Why Changing Your Habits is So Difficult: Unveiling the Hidden Obstacles

In the realm of personal growth and transformation, habit formation and modification stand as cornerstones of lasting change. While the concept of altering ingrained patterns of behavior may seem straightforward, the reality often proves to be far more complex and challenging. Understanding the underlying reasons behind this difficulty is crucial for anyone embarking on a journey of self-improvement.

The Habit Loop: Unveiling the Neural Machinery

Habits, both positive and negative, are deeply rooted in the intricate workings of our brains. Over time, repeated actions form neural pathways, solidifying these behaviors into ingrained patterns. 

The brain’s reward system, powered by the neurotransmitter dopamine, plays a pivotal role in reinforcing these habits. When we engage in habitual behavior, the brain releases dopamine, creating a surge of pleasure and satisfaction. This reinforces the behavior, making it more likely to be repeated in the future.

Why Changing Your Habits is So Difficult

  • The Allure of Immediate Gratification

One of the primary reasons why changing habits is so difficult lies in our tendency to seek immediate gratification. The way our minds are structured, short-term gains take precedence over long-term gains. This inclination makes it challenging to resist the allure of immediate pleasures associated with unhealthy habits, even when we understand their detrimental consequences in the long run.

  • The Power of Environmental Cues

External cues, such as the sight of a cigarette or the smell of freshly baked cookies, can trigger the urge to engage in habitual behaviors, making it difficult to break free from these patterns, especially when surrounded by tempting environments.

  • The Role of Emotional Triggers

Negative emotions, such as stress, anxiety, and boredom, often serve as potent triggers for unhealthy habits. We may turn to food, alcohol, or other unhealthy behaviors as a means of coping with these emotions, providing temporary relief but ultimately exacerbating the underlying issues.

  • The Challenge of New Habits
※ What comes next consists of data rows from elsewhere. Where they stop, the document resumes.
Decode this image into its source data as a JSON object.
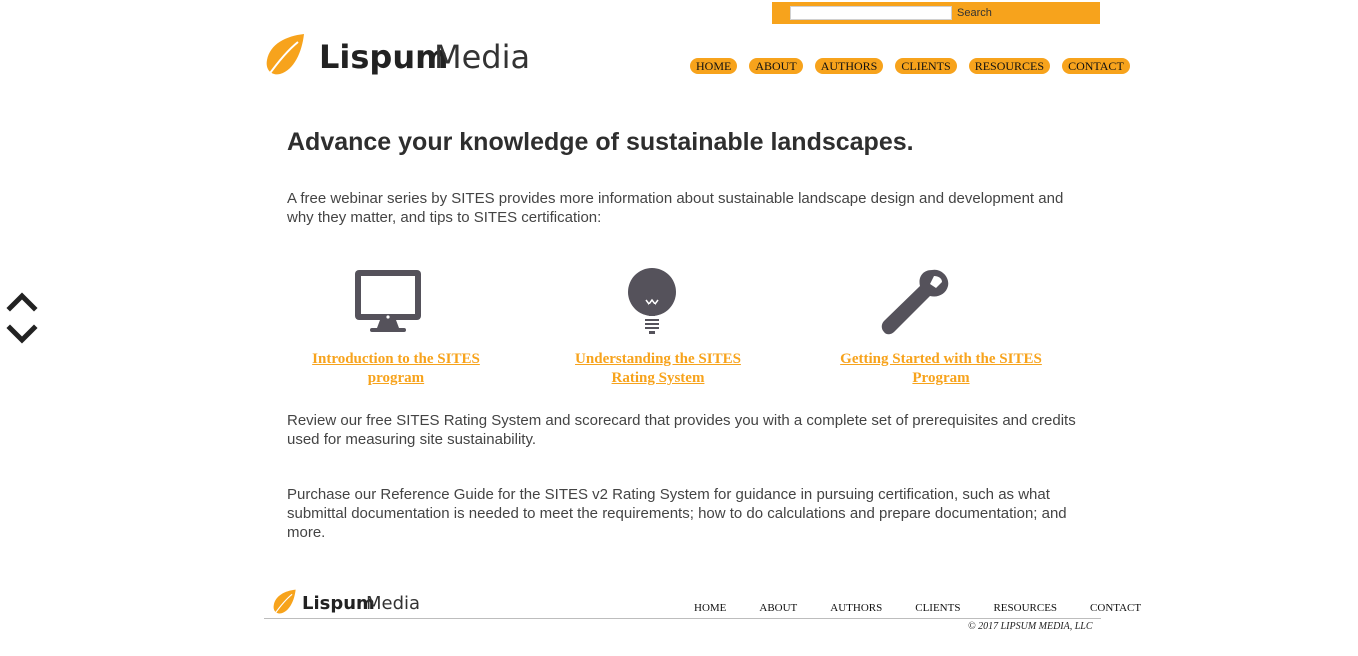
{
  "search": {
    "placeholder": "",
    "value": "",
    "button_label": "Search"
  },
  "brand": {
    "name_bold": "Lispum",
    "name_light": "Media"
  },
  "nav": {
    "items": [
      {
        "label": "HOME"
      },
      {
        "label": "ABOUT"
      },
      {
        "label": "AUTHORS"
      },
      {
        "label": "CLIENTS"
      },
      {
        "label": "RESOURCES"
      },
      {
        "label": "CONTACT"
      }
    ]
  },
  "main": {
    "headline": "Advance your knowledge of sustainable landscapes.",
    "intro": "A free webinar series by SITES provides more information about sustainable landscape design and development and why they matter, and tips to SITES certification:",
    "features": [
      {
        "icon": "monitor-icon",
        "link": "Introduction to the SITES program"
      },
      {
        "icon": "lightbulb-icon",
        "link": "Understanding the SITES Rating System"
      },
      {
        "icon": "wrench-icon",
        "link": "Getting Started with the SITES Program"
      }
    ],
    "review": "Review our free SITES Rating System and scorecard that provides you with a complete set of prerequisites and credits used for measuring site sustainability.",
    "purchase": "Purchase our Reference Guide for the SITES v2 Rating System for guidance in pursuing certification, such as what submittal documentation is needed to meet the requirements; how to do calculations and prepare documentation; and more."
  },
  "footer": {
    "links": [
      "HOME",
      "ABOUT",
      "AUTHORS",
      "CLIENTS",
      "RESOURCES",
      "CONTACT"
    ],
    "copyright": "© 2017 LIPSUM MEDIA, LLC"
  },
  "colors": {
    "accent": "#f7a31c",
    "icon": "#55525b",
    "text": "#444444"
  }
}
While breaking old habits poses a significant challenge, forming new ones can be equally difficult. New behaviors often lack the strong neural pathways associated with ingrained habits, making them less automatic and requiring more conscious effort to maintain. This can lead to lapses and discouragement, hindering the process of habit formation.

  • Self-Control and Willpower Depletion

Willpower is a finite resource. When you’re trying to change a habit, you rely on self-control and willpower to resist the temptation of reverting to the old routine. However, the more you exercise self-control, the weaker it becomes, leading to a phenomenon known as ego depletion.

Ego depletion can result in decision fatigue and make it even more difficult to stick to your habit-changing goals. This is why it’s crucial to manage your self-control resources wisely and avoid overwhelming yourself with too many habit changes at once.

  • Setting Unrealistic Goals

Another common obstacle to habit change is setting unrealistic goals. Many people aim for drastic changes, such as completely eliminating a habit overnight. These ambitious goals can be overwhelming, leading to discouragement and abandonment of the habit-change attempt.

It’s more effective to set small, achievable goals and gradually build on them. This allows for a sense of accomplishment along the way, which can motivate and reinforce your commitment to change.

  • Lack of Accountability

Accountability plays a significant role in habit change. When you’re the sole person responsible for monitoring your progress, it’s easy to make excuses and avoid the effort required for change. In contrast, having someone to hold you accountable can provide the necessary motivation and support.

Having a person to check in with and share your progress with, be it a friend, family member, or a professional coach, can make a big impact on your journey to change your habits.

Conclusion

Changing habits is a challenging but rewarding endeavor. By understanding the underlying reasons behind the difficulty and employing effective strategies, we can successfully break free from unhealthy patterns and cultivate positive ones, paving the way for a happier, healthier, and more fulfilling life.